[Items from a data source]
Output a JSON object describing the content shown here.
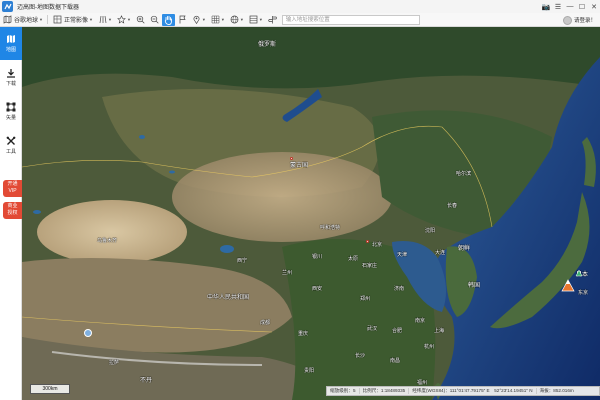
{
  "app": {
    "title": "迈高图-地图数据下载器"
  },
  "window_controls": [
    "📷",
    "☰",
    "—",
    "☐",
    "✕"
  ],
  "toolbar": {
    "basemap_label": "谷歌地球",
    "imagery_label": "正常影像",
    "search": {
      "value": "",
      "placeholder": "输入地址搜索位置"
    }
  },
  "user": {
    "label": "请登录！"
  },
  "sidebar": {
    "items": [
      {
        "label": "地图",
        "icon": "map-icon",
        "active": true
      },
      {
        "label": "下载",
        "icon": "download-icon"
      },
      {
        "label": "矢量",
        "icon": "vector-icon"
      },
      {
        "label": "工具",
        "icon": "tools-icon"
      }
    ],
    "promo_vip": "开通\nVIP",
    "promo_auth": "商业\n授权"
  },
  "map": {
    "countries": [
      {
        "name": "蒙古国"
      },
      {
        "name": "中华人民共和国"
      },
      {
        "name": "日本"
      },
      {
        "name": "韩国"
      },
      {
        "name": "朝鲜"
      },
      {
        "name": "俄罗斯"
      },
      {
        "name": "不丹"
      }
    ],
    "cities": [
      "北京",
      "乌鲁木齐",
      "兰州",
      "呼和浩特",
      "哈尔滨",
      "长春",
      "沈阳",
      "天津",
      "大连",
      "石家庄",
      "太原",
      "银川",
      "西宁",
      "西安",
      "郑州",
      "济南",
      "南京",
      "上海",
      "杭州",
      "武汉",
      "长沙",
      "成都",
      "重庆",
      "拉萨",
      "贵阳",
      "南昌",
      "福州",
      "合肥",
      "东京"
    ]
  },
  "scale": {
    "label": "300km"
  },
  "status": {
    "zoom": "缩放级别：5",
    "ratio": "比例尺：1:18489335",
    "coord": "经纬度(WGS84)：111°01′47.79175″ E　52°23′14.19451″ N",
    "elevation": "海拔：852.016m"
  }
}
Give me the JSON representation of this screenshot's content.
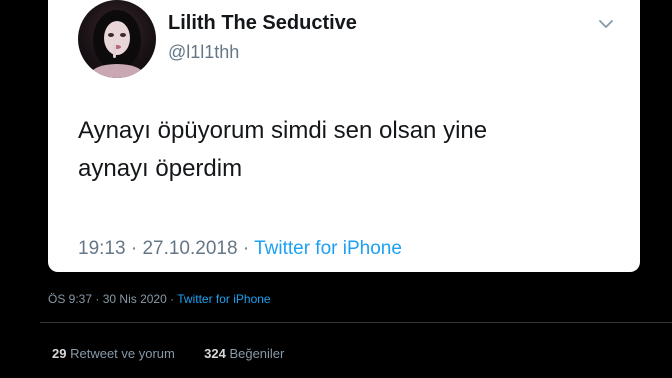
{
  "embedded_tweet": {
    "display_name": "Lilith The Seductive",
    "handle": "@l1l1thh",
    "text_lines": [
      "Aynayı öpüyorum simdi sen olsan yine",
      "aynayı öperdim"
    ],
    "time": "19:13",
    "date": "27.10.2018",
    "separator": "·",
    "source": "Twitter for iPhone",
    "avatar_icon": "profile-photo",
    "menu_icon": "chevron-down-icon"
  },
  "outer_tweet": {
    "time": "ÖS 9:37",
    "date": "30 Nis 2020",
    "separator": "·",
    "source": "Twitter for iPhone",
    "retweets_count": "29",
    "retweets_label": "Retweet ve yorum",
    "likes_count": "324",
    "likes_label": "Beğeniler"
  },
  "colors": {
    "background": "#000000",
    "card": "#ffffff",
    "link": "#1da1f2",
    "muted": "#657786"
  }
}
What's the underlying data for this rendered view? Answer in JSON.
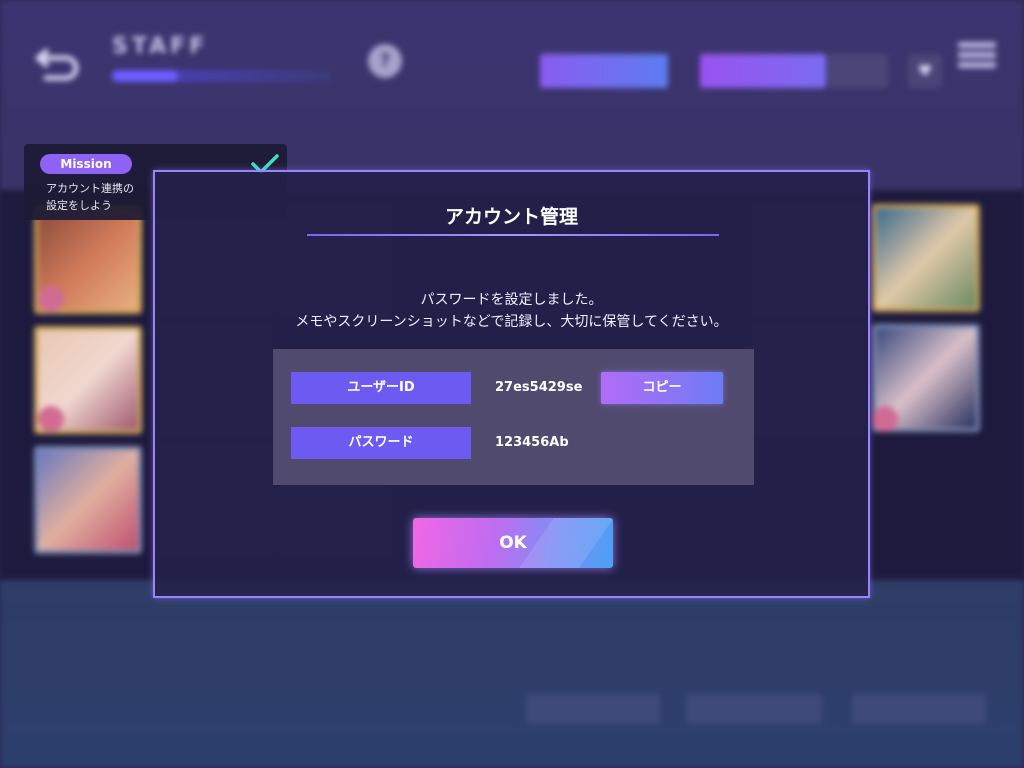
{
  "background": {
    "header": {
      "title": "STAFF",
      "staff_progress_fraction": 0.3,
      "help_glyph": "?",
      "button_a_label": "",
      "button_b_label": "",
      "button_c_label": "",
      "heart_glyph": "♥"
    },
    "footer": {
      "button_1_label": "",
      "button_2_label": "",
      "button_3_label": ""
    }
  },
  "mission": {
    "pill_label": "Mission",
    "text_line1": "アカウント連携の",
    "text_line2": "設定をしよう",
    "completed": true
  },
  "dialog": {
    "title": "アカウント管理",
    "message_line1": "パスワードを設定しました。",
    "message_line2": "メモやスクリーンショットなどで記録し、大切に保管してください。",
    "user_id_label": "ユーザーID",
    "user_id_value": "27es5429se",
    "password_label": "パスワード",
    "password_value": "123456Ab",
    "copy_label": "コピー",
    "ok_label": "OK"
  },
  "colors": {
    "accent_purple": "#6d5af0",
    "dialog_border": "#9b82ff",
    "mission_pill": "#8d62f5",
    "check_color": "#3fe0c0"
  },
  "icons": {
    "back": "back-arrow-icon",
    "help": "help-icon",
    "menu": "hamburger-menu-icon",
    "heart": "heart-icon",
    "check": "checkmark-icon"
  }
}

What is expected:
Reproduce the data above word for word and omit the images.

Task output:
Output a JSON object describing the content shown here.
{
  "app": {
    "title": "迈高图-地图数据下载器"
  },
  "window_controls": [
    "📷",
    "☰",
    "—",
    "☐",
    "✕"
  ],
  "toolbar": {
    "basemap_label": "谷歌地球",
    "imagery_label": "正常影像",
    "search": {
      "value": "",
      "placeholder": "输入地址搜索位置"
    }
  },
  "user": {
    "label": "请登录！"
  },
  "sidebar": {
    "items": [
      {
        "label": "地图",
        "icon": "map-icon",
        "active": true
      },
      {
        "label": "下载",
        "icon": "download-icon"
      },
      {
        "label": "矢量",
        "icon": "vector-icon"
      },
      {
        "label": "工具",
        "icon": "tools-icon"
      }
    ],
    "promo_vip": "开通\nVIP",
    "promo_auth": "商业\n授权"
  },
  "map": {
    "countries": [
      {
        "name": "蒙古国"
      },
      {
        "name": "中华人民共和国"
      },
      {
        "name": "日本"
      },
      {
        "name": "韩国"
      },
      {
        "name": "朝鲜"
      },
      {
        "name": "俄罗斯"
      },
      {
        "name": "不丹"
      }
    ],
    "cities": [
      "北京",
      "乌鲁木齐",
      "兰州",
      "呼和浩特",
      "哈尔滨",
      "长春",
      "沈阳",
      "天津",
      "大连",
      "石家庄",
      "太原",
      "银川",
      "西宁",
      "西安",
      "郑州",
      "济南",
      "南京",
      "上海",
      "杭州",
      "武汉",
      "长沙",
      "成都",
      "重庆",
      "拉萨",
      "贵阳",
      "南昌",
      "福州",
      "合肥",
      "东京"
    ]
  },
  "scale": {
    "label": "300km"
  },
  "status": {
    "zoom": "缩放级别：5",
    "ratio": "比例尺：1:18489335",
    "coord": "经纬度(WGS84)：111°01′47.79175″ E　52°23′14.19451″ N",
    "elevation": "海拔：852.016m"
  }
}
Give me the JSON representation of this screenshot's content.
{
  "embedded_tweet": {
    "display_name": "Lilith The Seductive",
    "handle": "@l1l1thh",
    "text_lines": [
      "Aynayı öpüyorum simdi sen olsan yine",
      "aynayı öperdim"
    ],
    "time": "19:13",
    "date": "27.10.2018",
    "separator": "·",
    "source": "Twitter for iPhone",
    "avatar_icon": "profile-photo",
    "menu_icon": "chevron-down-icon"
  },
  "outer_tweet": {
    "time": "ÖS 9:37",
    "date": "30 Nis 2020",
    "separator": "·",
    "source": "Twitter for iPhone",
    "retweets_count": "29",
    "retweets_label": "Retweet ve yorum",
    "likes_count": "324",
    "likes_label": "Beğeniler"
  },
  "colors": {
    "background": "#000000",
    "card": "#ffffff",
    "link": "#1da1f2",
    "muted": "#657786"
  }
}
What's the underlying data for this rendered view? Answer in JSON.
{
  "background": {
    "header": {
      "title": "STAFF",
      "staff_progress_fraction": 0.3,
      "help_glyph": "?",
      "button_a_label": "",
      "button_b_label": "",
      "button_c_label": "",
      "heart_glyph": "♥"
    },
    "footer": {
      "button_1_label": "",
      "button_2_label": "",
      "button_3_label": ""
    }
  },
  "mission": {
    "pill_label": "Mission",
    "text_line1": "アカウント連携の",
    "text_line2": "設定をしよう",
    "completed": true
  },
  "dialog": {
    "title": "アカウント管理",
    "message_line1": "パスワードを設定しました。",
    "message_line2": "メモやスクリーンショットなどで記録し、大切に保管してください。",
    "user_id_label": "ユーザーID",
    "user_id_value": "27es5429se",
    "password_label": "パスワード",
    "password_value": "123456Ab",
    "copy_label": "コピー",
    "ok_label": "OK"
  },
  "colors": {
    "accent_purple": "#6d5af0",
    "dialog_border": "#9b82ff",
    "mission_pill": "#8d62f5",
    "check_color": "#3fe0c0"
  },
  "icons": {
    "back": "back-arrow-icon",
    "help": "help-icon",
    "menu": "hamburger-menu-icon",
    "heart": "heart-icon",
    "check": "checkmark-icon"
  }
}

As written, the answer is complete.